**Extracted information:**
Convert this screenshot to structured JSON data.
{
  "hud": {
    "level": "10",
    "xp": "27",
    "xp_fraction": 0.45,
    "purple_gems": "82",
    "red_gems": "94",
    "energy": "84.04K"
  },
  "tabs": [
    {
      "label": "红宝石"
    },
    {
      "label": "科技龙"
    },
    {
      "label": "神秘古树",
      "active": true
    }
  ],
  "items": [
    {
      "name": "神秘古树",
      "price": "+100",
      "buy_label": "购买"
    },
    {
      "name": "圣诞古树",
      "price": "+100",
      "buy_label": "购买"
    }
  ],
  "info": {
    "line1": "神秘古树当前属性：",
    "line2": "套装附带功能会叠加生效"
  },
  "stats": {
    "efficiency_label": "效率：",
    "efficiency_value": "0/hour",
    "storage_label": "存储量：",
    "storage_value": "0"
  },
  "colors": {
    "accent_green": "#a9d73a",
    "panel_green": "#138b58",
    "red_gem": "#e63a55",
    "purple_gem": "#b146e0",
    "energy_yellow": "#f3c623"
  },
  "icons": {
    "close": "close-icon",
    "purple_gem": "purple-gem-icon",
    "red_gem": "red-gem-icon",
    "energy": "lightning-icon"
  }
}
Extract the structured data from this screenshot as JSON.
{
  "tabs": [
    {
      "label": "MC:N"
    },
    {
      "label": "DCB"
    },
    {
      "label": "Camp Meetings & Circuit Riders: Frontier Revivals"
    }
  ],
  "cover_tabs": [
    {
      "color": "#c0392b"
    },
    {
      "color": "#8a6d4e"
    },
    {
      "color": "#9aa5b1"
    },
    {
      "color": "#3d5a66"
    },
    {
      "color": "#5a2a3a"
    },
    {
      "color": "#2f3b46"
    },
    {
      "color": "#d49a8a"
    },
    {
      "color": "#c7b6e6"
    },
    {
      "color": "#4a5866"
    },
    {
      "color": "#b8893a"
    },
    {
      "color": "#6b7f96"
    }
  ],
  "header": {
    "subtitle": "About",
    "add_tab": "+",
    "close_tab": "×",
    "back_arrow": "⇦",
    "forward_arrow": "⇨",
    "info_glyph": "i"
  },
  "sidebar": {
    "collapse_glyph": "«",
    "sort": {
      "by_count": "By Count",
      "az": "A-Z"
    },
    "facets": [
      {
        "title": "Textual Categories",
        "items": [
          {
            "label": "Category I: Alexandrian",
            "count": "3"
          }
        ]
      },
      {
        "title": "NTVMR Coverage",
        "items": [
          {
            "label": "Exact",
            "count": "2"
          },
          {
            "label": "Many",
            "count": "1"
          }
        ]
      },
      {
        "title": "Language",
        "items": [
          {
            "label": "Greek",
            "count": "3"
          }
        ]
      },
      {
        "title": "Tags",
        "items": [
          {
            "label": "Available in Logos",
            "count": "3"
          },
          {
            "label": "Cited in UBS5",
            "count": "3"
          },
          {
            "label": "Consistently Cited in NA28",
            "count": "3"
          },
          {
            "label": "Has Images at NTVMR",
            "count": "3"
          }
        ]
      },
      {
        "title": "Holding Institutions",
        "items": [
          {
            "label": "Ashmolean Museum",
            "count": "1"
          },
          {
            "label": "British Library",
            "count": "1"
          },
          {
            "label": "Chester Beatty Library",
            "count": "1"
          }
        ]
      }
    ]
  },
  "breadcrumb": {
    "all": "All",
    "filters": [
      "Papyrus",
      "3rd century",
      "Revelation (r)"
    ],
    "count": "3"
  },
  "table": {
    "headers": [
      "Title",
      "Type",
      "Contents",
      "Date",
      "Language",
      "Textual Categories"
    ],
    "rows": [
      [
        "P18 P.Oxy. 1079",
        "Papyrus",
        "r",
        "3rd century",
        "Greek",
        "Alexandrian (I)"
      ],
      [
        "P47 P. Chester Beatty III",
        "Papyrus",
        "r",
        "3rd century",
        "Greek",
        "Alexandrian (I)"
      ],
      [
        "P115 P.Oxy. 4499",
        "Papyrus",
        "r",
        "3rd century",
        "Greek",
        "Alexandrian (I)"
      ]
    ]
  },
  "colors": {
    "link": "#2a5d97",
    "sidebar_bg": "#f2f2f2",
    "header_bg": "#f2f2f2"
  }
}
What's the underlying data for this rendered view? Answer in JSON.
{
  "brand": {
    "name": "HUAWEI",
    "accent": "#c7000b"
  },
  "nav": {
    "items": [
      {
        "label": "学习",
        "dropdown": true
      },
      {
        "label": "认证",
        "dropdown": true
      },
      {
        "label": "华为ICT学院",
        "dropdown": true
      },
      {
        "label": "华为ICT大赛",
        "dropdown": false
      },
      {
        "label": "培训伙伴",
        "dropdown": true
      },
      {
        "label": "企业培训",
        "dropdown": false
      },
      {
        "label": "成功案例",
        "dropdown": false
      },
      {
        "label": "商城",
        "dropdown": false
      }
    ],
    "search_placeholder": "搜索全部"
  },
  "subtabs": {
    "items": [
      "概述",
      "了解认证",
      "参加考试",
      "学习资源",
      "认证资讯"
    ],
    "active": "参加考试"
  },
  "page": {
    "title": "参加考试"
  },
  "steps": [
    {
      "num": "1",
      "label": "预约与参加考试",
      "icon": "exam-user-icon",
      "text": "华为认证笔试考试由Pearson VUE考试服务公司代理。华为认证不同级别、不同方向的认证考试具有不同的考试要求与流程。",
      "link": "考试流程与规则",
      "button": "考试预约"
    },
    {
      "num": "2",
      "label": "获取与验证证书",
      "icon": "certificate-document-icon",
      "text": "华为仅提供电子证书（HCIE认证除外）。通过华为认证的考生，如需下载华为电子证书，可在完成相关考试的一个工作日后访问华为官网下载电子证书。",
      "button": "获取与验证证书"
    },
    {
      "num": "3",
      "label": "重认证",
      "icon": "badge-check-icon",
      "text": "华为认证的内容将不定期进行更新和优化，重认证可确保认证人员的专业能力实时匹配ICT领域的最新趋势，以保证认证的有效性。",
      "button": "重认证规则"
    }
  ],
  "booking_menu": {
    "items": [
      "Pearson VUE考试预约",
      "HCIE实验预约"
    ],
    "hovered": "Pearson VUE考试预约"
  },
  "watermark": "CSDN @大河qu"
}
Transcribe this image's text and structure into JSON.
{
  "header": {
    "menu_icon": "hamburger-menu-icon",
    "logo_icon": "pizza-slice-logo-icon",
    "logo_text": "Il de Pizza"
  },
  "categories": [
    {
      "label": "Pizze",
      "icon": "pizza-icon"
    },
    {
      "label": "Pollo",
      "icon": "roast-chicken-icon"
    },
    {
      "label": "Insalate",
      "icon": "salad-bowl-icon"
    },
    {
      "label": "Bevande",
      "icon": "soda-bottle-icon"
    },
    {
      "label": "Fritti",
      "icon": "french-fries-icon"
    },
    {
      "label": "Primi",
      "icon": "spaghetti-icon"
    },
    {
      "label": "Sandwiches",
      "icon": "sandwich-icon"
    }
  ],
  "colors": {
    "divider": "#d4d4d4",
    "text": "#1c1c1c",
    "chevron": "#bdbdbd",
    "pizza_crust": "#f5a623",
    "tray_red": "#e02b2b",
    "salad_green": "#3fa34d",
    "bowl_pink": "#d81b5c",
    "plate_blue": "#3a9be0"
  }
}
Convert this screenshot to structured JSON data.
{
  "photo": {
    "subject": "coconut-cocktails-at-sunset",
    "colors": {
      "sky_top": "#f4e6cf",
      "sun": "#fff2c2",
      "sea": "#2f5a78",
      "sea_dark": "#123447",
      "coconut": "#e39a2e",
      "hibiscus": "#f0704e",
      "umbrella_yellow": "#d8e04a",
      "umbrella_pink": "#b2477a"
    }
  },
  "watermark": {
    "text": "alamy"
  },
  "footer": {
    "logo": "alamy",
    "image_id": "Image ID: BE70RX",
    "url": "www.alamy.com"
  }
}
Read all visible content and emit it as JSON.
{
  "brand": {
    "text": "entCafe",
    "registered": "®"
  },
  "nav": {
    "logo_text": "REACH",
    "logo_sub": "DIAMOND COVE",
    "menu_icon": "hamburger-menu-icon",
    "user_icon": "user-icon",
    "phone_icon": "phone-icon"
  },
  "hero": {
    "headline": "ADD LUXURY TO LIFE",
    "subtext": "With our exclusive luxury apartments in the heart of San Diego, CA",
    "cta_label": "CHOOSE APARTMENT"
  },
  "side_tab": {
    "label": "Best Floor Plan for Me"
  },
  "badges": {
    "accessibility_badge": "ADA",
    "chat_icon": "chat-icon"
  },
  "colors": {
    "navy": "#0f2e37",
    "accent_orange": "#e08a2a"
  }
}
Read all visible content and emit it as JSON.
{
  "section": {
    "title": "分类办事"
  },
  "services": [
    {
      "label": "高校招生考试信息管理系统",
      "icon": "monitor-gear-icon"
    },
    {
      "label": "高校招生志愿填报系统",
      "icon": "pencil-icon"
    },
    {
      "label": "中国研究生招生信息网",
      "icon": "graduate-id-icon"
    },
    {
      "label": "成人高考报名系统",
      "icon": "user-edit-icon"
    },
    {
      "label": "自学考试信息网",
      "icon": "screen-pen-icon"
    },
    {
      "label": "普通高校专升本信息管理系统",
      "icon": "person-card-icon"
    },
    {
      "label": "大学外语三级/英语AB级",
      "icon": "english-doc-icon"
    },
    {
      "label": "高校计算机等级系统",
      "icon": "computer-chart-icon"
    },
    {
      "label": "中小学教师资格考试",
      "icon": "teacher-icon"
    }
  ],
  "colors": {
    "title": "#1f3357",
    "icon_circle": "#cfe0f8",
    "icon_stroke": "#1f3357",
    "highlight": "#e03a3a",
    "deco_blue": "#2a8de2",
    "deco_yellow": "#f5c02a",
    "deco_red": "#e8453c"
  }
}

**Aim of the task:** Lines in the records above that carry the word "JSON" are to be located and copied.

**Solution to this task:**
Convert this screenshot to structured JSON data.
Extract the structured data from this screenshot as JSON.
What's the underlying data for this rendered view? Answer in JSON.
Transcribe this image's text and structure into JSON.
Convert this screenshot to structured JSON data.
Read all visible content and emit it as JSON.
Read all visible content and emit it as JSON.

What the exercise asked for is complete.